··· Provided entries

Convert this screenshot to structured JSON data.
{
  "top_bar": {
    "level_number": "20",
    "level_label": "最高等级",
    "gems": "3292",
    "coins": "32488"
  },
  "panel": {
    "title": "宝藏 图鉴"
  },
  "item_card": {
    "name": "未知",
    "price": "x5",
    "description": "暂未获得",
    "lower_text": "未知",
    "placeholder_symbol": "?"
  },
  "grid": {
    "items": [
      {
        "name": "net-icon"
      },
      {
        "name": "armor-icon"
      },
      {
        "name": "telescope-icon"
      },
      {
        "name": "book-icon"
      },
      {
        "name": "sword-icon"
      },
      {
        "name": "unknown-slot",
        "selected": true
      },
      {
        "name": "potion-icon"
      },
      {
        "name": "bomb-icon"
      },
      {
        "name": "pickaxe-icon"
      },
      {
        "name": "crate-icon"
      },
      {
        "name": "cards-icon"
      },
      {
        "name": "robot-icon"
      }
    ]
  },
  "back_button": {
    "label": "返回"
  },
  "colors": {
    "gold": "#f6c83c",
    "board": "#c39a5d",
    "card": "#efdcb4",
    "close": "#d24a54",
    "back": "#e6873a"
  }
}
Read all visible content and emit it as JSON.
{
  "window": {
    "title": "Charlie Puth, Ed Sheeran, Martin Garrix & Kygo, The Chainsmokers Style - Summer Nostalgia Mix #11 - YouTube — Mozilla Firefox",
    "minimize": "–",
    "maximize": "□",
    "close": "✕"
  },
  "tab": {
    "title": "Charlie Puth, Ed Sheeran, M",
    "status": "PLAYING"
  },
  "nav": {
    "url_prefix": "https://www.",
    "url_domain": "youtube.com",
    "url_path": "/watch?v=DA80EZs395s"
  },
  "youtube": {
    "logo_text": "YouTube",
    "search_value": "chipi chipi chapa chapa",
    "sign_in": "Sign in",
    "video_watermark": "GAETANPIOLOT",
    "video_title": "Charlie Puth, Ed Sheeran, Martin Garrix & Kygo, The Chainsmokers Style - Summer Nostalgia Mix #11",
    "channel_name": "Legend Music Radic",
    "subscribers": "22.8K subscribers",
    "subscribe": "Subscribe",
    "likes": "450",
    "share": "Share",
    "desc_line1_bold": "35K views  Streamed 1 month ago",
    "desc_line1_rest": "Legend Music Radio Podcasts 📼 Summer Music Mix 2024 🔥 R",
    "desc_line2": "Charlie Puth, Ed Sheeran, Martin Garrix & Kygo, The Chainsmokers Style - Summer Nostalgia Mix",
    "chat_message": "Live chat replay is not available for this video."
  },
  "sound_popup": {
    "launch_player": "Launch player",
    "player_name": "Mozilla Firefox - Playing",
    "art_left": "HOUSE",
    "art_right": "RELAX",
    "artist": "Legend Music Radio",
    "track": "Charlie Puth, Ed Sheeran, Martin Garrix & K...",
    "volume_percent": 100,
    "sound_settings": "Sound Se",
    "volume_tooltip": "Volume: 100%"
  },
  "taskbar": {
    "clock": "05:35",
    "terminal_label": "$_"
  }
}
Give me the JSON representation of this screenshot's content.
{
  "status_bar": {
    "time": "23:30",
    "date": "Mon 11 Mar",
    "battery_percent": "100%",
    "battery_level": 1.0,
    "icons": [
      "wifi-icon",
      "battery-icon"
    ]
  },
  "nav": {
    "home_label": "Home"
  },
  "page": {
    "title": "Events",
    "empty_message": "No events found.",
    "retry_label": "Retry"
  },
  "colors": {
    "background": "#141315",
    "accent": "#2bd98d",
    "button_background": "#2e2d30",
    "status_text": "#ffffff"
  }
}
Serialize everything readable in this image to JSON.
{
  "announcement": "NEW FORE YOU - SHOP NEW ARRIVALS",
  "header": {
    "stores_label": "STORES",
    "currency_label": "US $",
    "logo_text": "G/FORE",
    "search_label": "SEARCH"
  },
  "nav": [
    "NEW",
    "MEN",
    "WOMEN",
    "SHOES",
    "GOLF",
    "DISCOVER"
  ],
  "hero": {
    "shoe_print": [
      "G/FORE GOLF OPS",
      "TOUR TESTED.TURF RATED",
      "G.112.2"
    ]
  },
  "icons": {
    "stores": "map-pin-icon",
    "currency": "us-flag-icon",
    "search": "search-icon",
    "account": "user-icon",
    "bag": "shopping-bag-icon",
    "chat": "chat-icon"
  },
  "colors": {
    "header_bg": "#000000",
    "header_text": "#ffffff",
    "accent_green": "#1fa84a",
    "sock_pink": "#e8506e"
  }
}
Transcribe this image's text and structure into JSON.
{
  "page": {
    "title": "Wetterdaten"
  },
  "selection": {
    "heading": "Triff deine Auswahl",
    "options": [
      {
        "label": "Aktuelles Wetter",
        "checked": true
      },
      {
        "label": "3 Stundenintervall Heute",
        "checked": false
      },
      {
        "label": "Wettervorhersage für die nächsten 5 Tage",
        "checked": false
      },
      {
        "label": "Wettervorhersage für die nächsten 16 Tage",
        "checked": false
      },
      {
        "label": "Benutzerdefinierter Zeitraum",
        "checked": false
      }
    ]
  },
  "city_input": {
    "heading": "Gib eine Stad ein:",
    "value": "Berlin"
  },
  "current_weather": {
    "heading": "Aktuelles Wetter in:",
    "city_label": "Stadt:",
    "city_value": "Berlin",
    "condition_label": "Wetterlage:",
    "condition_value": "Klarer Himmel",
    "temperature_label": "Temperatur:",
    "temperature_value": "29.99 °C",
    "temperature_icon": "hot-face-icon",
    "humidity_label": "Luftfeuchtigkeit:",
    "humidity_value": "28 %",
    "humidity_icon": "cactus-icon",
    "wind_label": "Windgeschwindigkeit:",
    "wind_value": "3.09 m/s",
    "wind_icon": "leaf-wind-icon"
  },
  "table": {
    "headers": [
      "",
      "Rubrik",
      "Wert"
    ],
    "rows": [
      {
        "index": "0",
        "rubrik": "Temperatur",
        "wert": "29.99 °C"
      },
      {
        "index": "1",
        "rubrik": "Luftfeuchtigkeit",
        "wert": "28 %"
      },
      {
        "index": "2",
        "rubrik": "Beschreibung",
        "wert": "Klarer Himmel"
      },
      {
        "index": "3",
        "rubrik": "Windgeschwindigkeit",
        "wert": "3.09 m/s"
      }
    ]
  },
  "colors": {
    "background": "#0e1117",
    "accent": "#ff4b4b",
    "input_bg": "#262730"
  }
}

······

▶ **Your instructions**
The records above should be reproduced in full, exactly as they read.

▶ **Your response**
Convert this screenshot to structured JSON data.
{
  "top_bar": {
    "level_number": "20",
    "level_label": "最高等级",
    "gems": "3292",
    "coins": "32488"
  },
  "panel": {
    "title": "宝藏 图鉴"
  },
  "item_card": {
    "name": "未知",
    "price": "x5",
    "description": "暂未获得",
    "lower_text": "未知",
    "placeholder_symbol": "?"
  },
  "grid": {
    "items": [
      {
        "name": "net-icon"
      },
      {
        "name": "armor-icon"
      },
      {
        "name": "telescope-icon"
      },
      {
        "name": "book-icon"
      },
      {
        "name": "sword-icon"
      },
      {
        "name": "unknown-slot",
        "selected": true
      },
      {
        "name": "potion-icon"
      },
      {
        "name": "bomb-icon"
      },
      {
        "name": "pickaxe-icon"
      },
      {
        "name": "crate-icon"
      },
      {
        "name": "cards-icon"
      },
      {
        "name": "robot-icon"
      }
    ]
  },
  "back_button": {
    "label": "返回"
  },
  "colors": {
    "gold": "#f6c83c",
    "board": "#c39a5d",
    "card": "#efdcb4",
    "close": "#d24a54",
    "back": "#e6873a"
  }
}
Read all visible content and emit it as JSON.
{
  "window": {
    "title": "Charlie Puth, Ed Sheeran, Martin Garrix & Kygo, The Chainsmokers Style - Summer Nostalgia Mix #11 - YouTube — Mozilla Firefox",
    "minimize": "–",
    "maximize": "□",
    "close": "✕"
  },
  "tab": {
    "title": "Charlie Puth, Ed Sheeran, M",
    "status": "PLAYING"
  },
  "nav": {
    "url_prefix": "https://www.",
    "url_domain": "youtube.com",
    "url_path": "/watch?v=DA80EZs395s"
  },
  "youtube": {
    "logo_text": "YouTube",
    "search_value": "chipi chipi chapa chapa",
    "sign_in": "Sign in",
    "video_watermark": "GAETANPIOLOT",
    "video_title": "Charlie Puth, Ed Sheeran, Martin Garrix & Kygo, The Chainsmokers Style - Summer Nostalgia Mix #11",
    "channel_name": "Legend Music Radic",
    "subscribers": "22.8K subscribers",
    "subscribe": "Subscribe",
    "likes": "450",
    "share": "Share",
    "desc_line1_bold": "35K views  Streamed 1 month ago",
    "desc_line1_rest": "Legend Music Radio Podcasts 📼 Summer Music Mix 2024 🔥 R",
    "desc_line2": "Charlie Puth, Ed Sheeran, Martin Garrix & Kygo, The Chainsmokers Style - Summer Nostalgia Mix",
    "chat_message": "Live chat replay is not available for this video."
  },
  "sound_popup": {
    "launch_player": "Launch player",
    "player_name": "Mozilla Firefox - Playing",
    "art_left": "HOUSE",
    "art_right": "RELAX",
    "artist": "Legend Music Radio",
    "track": "Charlie Puth, Ed Sheeran, Martin Garrix & K...",
    "volume_percent": 100,
    "sound_settings": "Sound Se",
    "volume_tooltip": "Volume: 100%"
  },
  "taskbar": {
    "clock": "05:35",
    "terminal_label": "$_"
  }
}
Give me the JSON representation of this screenshot's content.
{
  "status_bar": {
    "time": "23:30",
    "date": "Mon 11 Mar",
    "battery_percent": "100%",
    "battery_level": 1.0,
    "icons": [
      "wifi-icon",
      "battery-icon"
    ]
  },
  "nav": {
    "home_label": "Home"
  },
  "page": {
    "title": "Events",
    "empty_message": "No events found.",
    "retry_label": "Retry"
  },
  "colors": {
    "background": "#141315",
    "accent": "#2bd98d",
    "button_background": "#2e2d30",
    "status_text": "#ffffff"
  }
}
Serialize everything readable in this image to JSON.
{
  "announcement": "NEW FORE YOU - SHOP NEW ARRIVALS",
  "header": {
    "stores_label": "STORES",
    "currency_label": "US $",
    "logo_text": "G/FORE",
    "search_label": "SEARCH"
  },
  "nav": [
    "NEW",
    "MEN",
    "WOMEN",
    "SHOES",
    "GOLF",
    "DISCOVER"
  ],
  "hero": {
    "shoe_print": [
      "G/FORE GOLF OPS",
      "TOUR TESTED.TURF RATED",
      "G.112.2"
    ]
  },
  "icons": {
    "stores": "map-pin-icon",
    "currency": "us-flag-icon",
    "search": "search-icon",
    "account": "user-icon",
    "bag": "shopping-bag-icon",
    "chat": "chat-icon"
  },
  "colors": {
    "header_bg": "#000000",
    "header_text": "#ffffff",
    "accent_green": "#1fa84a",
    "sock_pink": "#e8506e"
  }
}
Transcribe this image's text and structure into JSON.
{
  "page": {
    "title": "Wetterdaten"
  },
  "selection": {
    "heading": "Triff deine Auswahl",
    "options": [
      {
        "label": "Aktuelles Wetter",
        "checked": true
      },
      {
        "label": "3 Stundenintervall Heute",
        "checked": false
      },
      {
        "label": "Wettervorhersage für die nächsten 5 Tage",
        "checked": false
      },
      {
        "label": "Wettervorhersage für die nächsten 16 Tage",
        "checked": false
      },
      {
        "label": "Benutzerdefinierter Zeitraum",
        "checked": false
      }
    ]
  },
  "city_input": {
    "heading": "Gib eine Stad ein:",
    "value": "Berlin"
  },
  "current_weather": {
    "heading": "Aktuelles Wetter in:",
    "city_label": "Stadt:",
    "city_value": "Berlin",
    "condition_label": "Wetterlage:",
    "condition_value": "Klarer Himmel",
    "temperature_label": "Temperatur:",
    "temperature_value": "29.99 °C",
    "temperature_icon": "hot-face-icon",
    "humidity_label": "Luftfeuchtigkeit:",
    "humidity_value": "28 %",
    "humidity_icon": "cactus-icon",
    "wind_label": "Windgeschwindigkeit:",
    "wind_value": "3.09 m/s",
    "wind_icon": "leaf-wind-icon"
  },
  "table": {
    "headers": [
      "",
      "Rubrik",
      "Wert"
    ],
    "rows": [
      {
        "index": "0",
        "rubrik": "Temperatur",
        "wert": "29.99 °C"
      },
      {
        "index": "1",
        "rubrik": "Luftfeuchtigkeit",
        "wert": "28 %"
      },
      {
        "index": "2",
        "rubrik": "Beschreibung",
        "wert": "Klarer Himmel"
      },
      {
        "index": "3",
        "rubrik": "Windgeschwindigkeit",
        "wert": "3.09 m/s"
      }
    ]
  },
  "colors": {
    "background": "#0e1117",
    "accent": "#ff4b4b",
    "input_bg": "#262730"
  }
}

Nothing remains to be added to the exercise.